THE CANADA that we see from south of the border is bilingual and multicultural coast-to-coast. It has its own constitution with its version of a bill of rights. It goes its own way in foreign policy, often as United Nations peace-keepers.
Canada was not always that way. Pierre Elliott Trudeau introduced all this while prime minister from 1968 to 1979 and 1980 to 1984.
It was not easy to achieve. Many English-and French-speaking Canadians were dragged along kicking and screaming.
But his vision of Canada was the only alternative in Quebec to a language-, heritage- and religion- based provincialism, rebelling against second-class citizenship, which would have destroyed Canada for something else that, even now, is difficult to imagine.
Canada still has fissures. Quebec harbors nationalism, the virulence of which has subsided and seems unlikely to prevail. Quebec also has a sense of belonging and of realizing its potential.

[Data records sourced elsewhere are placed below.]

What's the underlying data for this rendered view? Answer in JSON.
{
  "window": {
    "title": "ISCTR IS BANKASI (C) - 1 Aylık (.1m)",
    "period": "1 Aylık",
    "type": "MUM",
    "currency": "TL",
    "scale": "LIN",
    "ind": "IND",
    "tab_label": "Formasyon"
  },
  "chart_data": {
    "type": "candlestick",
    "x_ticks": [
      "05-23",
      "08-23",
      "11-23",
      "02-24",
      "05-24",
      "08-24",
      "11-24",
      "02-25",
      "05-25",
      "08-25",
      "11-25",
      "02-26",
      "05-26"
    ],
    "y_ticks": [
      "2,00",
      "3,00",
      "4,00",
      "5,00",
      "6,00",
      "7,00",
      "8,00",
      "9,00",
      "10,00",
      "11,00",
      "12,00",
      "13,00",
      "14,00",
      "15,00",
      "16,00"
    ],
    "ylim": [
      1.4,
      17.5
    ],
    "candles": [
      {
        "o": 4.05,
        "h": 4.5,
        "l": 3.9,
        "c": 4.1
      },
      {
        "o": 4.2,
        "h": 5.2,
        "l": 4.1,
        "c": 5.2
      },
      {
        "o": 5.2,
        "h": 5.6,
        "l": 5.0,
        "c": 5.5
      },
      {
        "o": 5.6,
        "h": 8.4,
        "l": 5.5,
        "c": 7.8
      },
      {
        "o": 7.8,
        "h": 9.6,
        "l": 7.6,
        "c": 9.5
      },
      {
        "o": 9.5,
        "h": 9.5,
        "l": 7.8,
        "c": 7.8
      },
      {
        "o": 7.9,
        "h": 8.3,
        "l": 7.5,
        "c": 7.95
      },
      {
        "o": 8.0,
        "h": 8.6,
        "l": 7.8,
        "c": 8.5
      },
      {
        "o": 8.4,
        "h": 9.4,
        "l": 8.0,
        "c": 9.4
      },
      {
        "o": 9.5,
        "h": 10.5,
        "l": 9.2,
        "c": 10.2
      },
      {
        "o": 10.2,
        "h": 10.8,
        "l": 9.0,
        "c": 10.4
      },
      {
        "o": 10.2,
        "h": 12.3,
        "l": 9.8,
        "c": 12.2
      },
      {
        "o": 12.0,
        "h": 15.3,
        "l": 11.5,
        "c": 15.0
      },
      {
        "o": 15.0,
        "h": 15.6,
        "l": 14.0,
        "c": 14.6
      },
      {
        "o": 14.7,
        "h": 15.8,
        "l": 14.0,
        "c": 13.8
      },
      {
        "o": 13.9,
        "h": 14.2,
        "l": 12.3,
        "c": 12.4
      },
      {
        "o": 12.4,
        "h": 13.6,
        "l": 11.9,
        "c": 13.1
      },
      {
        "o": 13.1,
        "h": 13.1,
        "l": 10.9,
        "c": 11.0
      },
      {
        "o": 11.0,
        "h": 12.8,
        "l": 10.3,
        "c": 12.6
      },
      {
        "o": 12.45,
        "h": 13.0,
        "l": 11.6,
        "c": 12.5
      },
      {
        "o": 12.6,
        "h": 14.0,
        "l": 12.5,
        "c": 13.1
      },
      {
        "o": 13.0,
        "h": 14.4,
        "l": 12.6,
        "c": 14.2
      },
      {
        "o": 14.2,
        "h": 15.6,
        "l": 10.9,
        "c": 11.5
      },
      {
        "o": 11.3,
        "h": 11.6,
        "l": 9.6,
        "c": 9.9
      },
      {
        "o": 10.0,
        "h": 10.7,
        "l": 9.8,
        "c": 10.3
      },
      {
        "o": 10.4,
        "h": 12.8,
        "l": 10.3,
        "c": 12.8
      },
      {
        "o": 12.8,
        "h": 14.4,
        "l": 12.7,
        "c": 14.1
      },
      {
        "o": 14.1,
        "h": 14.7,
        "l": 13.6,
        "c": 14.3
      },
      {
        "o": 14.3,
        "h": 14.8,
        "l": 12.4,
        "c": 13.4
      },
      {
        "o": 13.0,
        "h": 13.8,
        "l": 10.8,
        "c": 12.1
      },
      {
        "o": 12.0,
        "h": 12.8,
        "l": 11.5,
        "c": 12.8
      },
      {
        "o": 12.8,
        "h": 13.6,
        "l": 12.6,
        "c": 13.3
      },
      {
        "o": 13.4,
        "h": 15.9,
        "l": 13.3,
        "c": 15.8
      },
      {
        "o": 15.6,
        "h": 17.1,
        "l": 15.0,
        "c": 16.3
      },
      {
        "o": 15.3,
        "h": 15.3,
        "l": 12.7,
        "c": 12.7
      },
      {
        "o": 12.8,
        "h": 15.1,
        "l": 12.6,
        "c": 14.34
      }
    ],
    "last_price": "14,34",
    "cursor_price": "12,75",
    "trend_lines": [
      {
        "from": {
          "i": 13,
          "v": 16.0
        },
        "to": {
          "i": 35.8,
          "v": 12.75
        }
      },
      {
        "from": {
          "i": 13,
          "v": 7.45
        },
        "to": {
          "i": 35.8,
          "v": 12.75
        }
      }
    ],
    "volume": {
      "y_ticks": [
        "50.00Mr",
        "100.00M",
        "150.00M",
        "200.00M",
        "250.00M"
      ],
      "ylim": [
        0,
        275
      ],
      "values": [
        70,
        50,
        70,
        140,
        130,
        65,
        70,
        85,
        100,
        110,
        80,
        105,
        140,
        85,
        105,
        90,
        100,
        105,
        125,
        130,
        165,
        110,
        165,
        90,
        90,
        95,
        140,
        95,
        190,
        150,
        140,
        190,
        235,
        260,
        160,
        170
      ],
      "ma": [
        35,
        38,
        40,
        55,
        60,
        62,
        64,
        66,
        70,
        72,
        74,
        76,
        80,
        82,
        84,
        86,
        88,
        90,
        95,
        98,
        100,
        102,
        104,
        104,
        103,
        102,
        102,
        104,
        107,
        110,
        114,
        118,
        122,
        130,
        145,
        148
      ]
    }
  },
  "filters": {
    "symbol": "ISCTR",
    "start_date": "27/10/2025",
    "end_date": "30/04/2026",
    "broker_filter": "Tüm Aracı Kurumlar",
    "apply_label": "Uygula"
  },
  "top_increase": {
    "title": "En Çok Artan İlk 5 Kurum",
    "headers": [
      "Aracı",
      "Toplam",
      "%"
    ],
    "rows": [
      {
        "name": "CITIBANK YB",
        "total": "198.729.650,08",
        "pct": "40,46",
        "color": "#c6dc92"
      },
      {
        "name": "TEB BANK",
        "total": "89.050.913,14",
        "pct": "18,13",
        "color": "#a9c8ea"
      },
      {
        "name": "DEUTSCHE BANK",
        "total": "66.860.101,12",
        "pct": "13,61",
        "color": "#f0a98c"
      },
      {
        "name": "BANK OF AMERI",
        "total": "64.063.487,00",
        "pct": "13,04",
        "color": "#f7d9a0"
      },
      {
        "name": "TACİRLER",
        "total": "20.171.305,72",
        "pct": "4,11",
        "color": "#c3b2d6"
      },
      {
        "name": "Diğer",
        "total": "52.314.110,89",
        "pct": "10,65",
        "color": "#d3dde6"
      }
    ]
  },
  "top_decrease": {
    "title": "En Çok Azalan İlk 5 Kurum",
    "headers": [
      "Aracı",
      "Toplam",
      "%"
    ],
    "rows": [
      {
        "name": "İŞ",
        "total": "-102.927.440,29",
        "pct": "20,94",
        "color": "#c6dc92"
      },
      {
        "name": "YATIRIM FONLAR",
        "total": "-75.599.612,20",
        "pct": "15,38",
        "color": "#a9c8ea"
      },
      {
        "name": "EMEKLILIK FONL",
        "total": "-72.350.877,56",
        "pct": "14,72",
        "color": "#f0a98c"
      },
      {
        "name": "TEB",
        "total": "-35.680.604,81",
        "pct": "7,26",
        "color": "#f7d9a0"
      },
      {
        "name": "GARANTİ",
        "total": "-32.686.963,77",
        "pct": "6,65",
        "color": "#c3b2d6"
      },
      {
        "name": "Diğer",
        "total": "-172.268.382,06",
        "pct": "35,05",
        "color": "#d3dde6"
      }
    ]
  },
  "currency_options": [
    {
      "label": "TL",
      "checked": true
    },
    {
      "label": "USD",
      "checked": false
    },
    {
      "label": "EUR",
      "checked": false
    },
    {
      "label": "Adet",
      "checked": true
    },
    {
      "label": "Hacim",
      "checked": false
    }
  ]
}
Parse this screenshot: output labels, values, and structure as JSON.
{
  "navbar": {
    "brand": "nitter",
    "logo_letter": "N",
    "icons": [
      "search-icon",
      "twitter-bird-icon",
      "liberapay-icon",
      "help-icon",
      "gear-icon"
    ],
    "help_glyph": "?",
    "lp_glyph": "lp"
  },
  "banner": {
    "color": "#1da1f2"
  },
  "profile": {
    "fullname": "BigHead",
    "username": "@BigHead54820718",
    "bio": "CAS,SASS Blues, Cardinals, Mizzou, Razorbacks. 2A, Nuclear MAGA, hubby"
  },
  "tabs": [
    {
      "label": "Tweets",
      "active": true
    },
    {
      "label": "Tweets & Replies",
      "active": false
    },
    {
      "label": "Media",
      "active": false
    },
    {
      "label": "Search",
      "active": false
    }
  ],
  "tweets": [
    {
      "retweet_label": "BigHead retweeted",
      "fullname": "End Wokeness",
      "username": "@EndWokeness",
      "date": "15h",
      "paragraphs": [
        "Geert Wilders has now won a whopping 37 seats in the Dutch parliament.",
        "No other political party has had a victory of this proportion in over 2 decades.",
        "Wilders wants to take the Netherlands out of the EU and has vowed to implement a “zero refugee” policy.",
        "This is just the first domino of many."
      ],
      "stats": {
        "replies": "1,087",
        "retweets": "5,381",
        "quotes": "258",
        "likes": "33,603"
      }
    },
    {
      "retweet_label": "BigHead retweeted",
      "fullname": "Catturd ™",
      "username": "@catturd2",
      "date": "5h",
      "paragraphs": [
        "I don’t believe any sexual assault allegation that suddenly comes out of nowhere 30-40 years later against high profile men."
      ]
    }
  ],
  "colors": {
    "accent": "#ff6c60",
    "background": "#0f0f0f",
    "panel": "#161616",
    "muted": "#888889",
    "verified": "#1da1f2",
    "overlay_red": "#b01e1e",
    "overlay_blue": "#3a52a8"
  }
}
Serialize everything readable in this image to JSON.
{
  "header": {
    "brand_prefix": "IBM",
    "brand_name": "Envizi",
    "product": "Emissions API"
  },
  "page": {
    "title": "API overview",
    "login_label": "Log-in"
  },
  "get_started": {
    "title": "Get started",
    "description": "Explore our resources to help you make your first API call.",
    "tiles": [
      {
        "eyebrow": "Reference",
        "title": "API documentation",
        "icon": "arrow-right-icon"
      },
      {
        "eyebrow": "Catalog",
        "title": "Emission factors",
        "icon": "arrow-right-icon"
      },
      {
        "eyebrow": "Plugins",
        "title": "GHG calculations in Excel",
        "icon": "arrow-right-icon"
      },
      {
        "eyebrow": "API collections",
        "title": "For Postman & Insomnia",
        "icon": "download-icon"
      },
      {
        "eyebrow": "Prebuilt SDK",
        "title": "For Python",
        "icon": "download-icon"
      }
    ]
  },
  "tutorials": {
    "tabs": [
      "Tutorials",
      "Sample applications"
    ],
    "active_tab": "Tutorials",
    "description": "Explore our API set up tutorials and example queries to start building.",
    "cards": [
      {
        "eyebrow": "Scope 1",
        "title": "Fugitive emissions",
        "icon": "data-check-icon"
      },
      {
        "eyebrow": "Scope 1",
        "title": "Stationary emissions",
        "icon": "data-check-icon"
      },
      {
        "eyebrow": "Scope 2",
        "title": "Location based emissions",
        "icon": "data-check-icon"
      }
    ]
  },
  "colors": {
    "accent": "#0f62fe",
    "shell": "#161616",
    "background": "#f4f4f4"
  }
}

The demands of French language are still irritating to many Canadians there and elsewhere. A second separatism festers in the West. But the Trudeau vision of one Canada still defines the national identity.
Not everything he stood for survives. In economics, his impulses were heavily nationalist and statist. This, especially proposals for nationalizing the oil industry, alienated the West from his Liberal Party, provoking Canadas greatest political weakness today the absence of a truly nationwide party.
Canadas enthusiastic participation in the North American Free Trade Agreement (NAFTA) repudiates Trudeau economics. But it rests on the national self-confidence that his constitutional vision did so much to create.
After his death Thursday at 80, Mr. Trudeau was remembered for many reasons of style and celebrity. What matters is the substance, not his wit but his intellect, not his dash but his achievements. Canada as we know it today is his monument.